--- Provided records ---
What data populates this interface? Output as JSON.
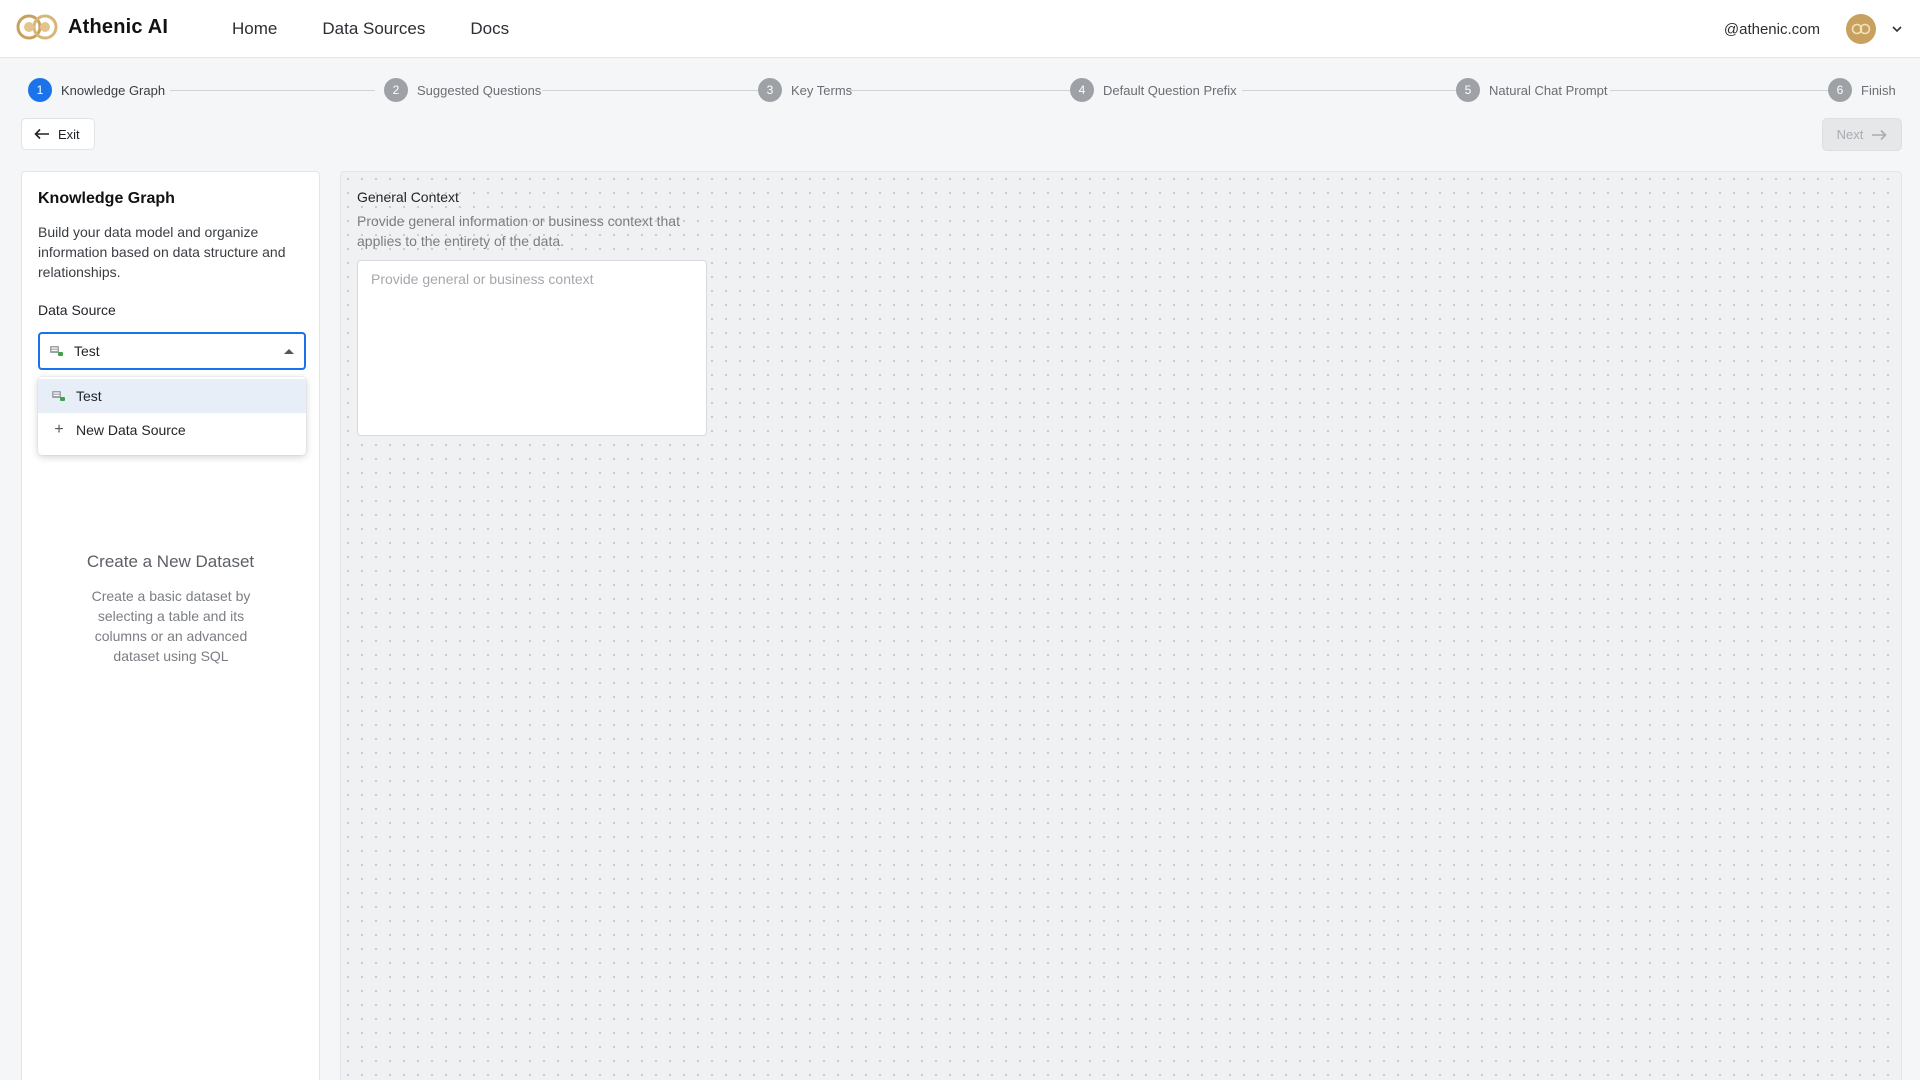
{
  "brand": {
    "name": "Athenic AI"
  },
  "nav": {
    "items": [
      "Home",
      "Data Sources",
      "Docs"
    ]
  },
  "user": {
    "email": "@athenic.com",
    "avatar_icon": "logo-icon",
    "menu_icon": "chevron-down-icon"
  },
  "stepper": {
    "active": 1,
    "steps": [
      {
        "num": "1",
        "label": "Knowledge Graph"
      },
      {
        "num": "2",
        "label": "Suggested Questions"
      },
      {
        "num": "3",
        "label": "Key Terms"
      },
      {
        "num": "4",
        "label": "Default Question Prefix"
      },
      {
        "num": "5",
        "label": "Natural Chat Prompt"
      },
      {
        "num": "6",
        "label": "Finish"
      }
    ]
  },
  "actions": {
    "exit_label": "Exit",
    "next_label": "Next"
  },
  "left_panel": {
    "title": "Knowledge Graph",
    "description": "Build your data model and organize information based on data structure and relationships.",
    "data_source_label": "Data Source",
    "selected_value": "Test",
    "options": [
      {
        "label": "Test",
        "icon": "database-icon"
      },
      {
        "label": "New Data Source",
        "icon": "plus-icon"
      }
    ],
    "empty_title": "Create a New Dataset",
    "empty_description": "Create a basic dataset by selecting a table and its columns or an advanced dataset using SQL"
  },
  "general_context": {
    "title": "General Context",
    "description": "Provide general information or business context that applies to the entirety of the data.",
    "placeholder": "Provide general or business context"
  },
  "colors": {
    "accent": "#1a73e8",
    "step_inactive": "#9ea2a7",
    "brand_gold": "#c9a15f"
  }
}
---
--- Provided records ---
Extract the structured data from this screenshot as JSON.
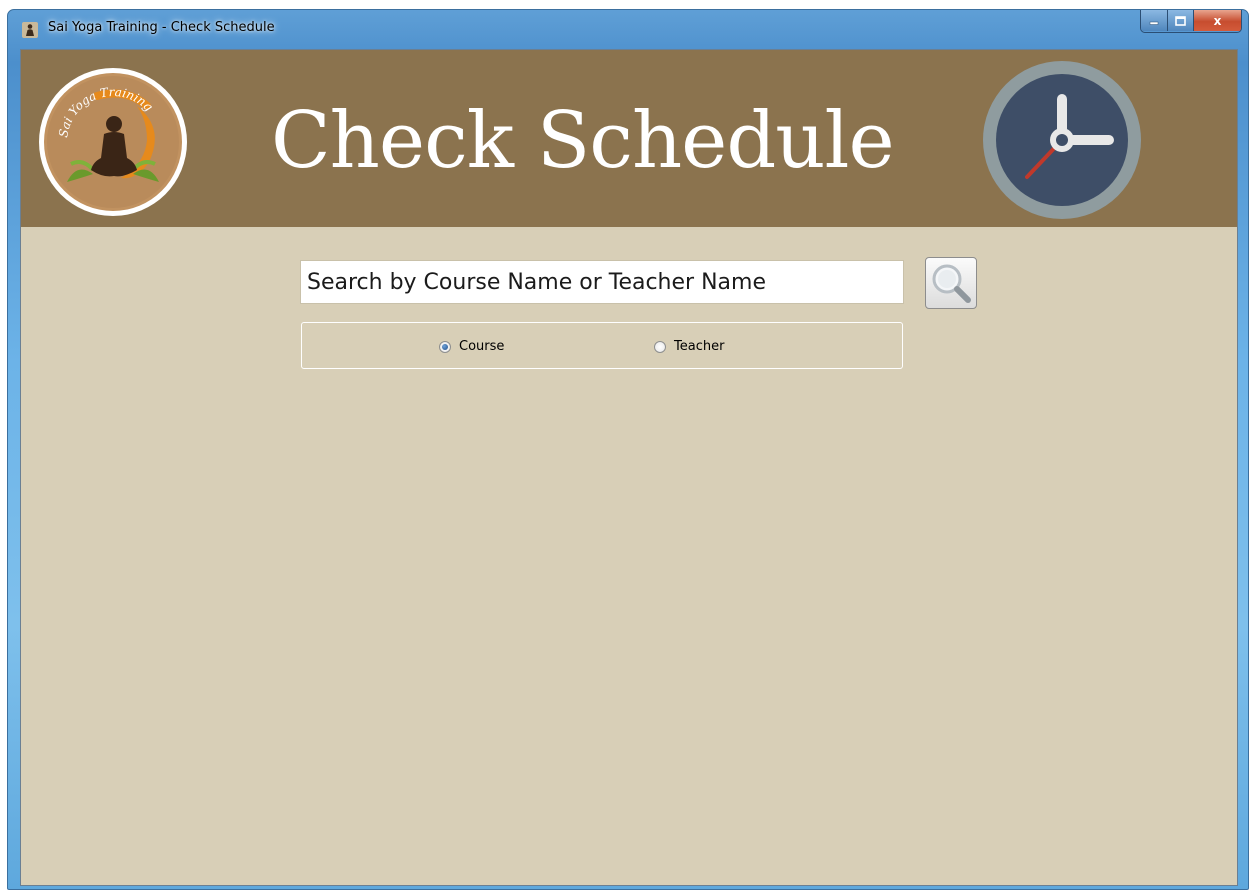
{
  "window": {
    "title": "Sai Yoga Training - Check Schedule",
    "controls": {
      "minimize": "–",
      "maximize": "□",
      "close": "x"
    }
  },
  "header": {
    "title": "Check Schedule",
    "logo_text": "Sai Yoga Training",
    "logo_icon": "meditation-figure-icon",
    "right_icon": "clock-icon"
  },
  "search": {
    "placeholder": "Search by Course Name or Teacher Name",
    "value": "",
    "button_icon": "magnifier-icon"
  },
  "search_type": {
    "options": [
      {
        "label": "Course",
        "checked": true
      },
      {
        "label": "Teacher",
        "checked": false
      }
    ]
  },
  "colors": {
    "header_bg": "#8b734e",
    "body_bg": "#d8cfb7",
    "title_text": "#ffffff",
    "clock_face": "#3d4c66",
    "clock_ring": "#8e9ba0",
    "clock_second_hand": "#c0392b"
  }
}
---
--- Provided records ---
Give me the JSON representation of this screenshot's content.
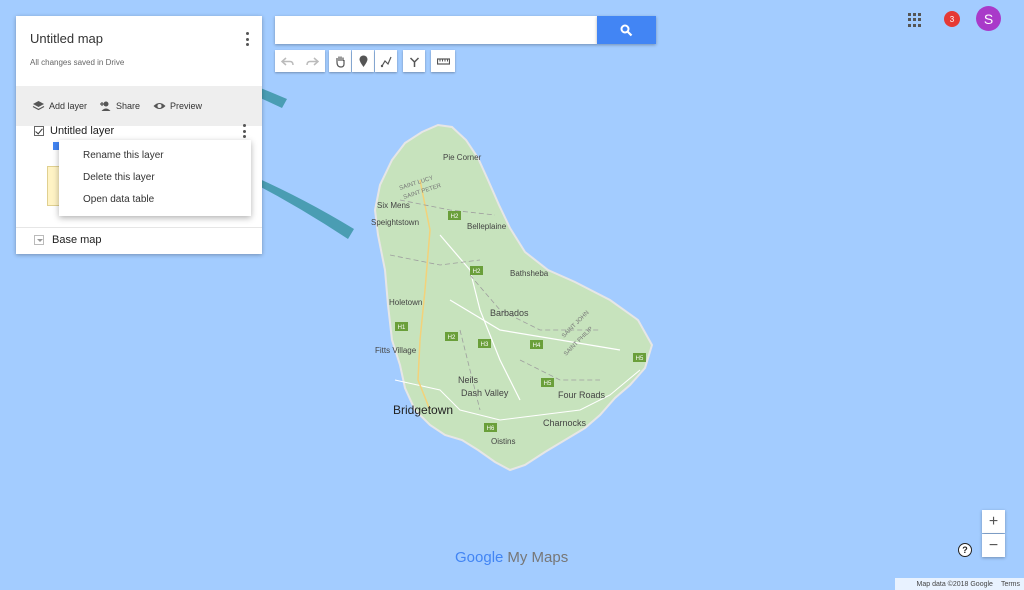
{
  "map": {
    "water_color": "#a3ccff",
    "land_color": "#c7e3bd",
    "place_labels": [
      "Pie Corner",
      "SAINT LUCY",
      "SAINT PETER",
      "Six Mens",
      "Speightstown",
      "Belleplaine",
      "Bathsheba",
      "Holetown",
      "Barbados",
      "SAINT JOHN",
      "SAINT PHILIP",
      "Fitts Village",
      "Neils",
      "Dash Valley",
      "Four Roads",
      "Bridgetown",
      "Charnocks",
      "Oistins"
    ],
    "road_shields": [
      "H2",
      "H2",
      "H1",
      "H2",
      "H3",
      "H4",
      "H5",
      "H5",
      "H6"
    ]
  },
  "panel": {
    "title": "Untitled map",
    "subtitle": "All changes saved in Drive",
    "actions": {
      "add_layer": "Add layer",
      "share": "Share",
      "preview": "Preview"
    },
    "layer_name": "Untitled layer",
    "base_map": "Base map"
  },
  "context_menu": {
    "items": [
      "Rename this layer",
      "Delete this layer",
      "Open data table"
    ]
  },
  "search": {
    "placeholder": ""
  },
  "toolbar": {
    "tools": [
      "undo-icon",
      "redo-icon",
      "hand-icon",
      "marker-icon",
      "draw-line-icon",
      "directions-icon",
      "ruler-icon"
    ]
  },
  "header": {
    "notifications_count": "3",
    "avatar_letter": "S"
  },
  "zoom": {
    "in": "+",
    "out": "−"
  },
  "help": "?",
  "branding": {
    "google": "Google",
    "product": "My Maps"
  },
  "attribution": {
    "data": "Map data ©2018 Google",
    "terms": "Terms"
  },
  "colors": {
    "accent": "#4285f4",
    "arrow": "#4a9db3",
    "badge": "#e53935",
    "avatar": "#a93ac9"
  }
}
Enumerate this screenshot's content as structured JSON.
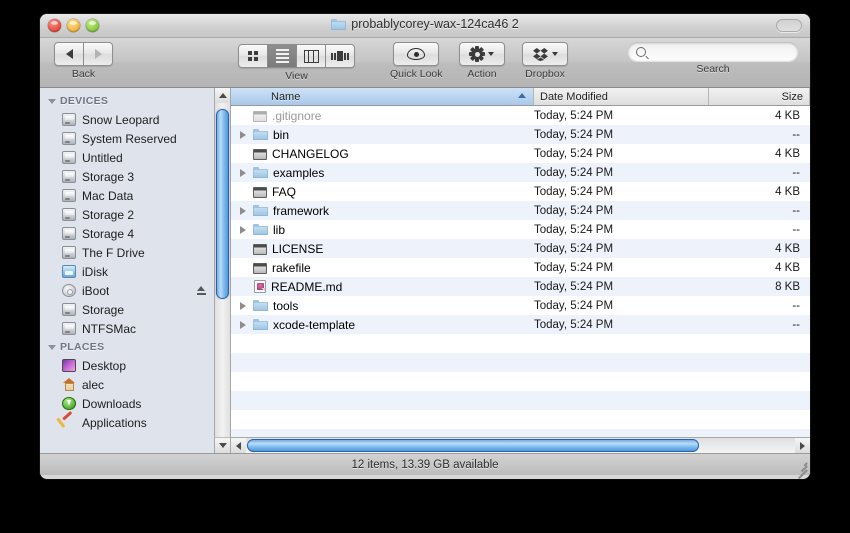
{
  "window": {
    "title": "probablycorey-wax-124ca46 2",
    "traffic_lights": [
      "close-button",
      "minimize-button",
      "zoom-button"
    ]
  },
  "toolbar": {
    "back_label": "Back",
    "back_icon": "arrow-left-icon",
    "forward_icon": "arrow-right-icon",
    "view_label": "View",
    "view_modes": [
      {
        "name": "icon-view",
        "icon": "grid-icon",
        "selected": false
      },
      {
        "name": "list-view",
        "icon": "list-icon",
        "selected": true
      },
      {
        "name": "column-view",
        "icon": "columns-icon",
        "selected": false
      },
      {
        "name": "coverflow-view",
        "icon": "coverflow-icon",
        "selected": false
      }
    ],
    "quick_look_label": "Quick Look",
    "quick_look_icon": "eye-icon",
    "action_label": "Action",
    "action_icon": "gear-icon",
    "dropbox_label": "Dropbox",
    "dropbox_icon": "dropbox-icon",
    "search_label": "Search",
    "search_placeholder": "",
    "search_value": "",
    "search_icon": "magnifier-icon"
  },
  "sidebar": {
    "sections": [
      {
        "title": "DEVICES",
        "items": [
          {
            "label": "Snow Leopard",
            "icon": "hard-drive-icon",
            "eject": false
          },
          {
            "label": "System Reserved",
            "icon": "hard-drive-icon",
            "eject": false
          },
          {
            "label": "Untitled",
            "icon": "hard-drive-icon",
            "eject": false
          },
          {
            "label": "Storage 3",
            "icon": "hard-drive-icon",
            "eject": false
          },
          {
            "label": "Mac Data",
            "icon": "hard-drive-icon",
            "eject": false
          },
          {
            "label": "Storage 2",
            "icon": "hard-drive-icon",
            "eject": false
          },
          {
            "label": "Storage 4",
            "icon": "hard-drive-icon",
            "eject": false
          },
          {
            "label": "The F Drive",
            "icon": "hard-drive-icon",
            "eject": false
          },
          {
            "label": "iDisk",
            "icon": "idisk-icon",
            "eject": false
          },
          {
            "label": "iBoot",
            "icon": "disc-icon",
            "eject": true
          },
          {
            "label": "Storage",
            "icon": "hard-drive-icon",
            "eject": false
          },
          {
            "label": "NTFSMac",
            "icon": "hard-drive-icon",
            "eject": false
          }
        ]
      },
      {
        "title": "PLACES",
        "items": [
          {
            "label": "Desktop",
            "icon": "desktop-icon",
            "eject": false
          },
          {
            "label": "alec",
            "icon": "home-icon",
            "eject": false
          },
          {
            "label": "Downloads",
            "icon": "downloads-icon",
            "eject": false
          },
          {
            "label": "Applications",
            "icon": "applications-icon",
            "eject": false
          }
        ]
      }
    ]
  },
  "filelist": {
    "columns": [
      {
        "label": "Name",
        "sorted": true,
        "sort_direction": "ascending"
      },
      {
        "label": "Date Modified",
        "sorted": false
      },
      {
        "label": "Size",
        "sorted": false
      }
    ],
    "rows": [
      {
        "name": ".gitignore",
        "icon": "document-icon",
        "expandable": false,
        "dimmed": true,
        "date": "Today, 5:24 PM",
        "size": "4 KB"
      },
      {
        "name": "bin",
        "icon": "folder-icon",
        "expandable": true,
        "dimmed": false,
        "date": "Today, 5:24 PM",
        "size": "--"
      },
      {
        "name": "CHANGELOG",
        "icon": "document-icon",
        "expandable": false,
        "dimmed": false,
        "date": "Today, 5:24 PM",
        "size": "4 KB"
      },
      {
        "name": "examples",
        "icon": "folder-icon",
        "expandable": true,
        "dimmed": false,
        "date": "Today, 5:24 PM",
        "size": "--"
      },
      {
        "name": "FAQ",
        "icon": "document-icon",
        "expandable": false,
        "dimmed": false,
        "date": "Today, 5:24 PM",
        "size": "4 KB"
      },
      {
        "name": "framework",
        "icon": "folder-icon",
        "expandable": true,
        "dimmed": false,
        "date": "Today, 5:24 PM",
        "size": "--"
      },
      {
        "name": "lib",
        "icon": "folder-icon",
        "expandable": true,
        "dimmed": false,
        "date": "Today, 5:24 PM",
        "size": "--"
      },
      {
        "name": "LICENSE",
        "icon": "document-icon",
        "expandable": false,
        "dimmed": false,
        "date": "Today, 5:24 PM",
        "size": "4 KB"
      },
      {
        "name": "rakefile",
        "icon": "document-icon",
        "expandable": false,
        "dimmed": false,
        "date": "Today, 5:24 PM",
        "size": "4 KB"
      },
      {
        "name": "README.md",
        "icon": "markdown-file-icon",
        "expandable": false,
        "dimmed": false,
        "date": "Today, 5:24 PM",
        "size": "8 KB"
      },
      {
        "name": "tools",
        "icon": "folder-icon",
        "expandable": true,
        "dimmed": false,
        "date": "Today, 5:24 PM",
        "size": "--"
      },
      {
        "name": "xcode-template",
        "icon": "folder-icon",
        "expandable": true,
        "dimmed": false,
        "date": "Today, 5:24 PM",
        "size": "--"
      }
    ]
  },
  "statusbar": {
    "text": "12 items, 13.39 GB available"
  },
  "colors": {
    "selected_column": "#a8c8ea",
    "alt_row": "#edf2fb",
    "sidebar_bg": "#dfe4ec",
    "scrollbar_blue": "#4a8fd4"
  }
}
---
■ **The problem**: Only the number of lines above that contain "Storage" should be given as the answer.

■ **Output**: 4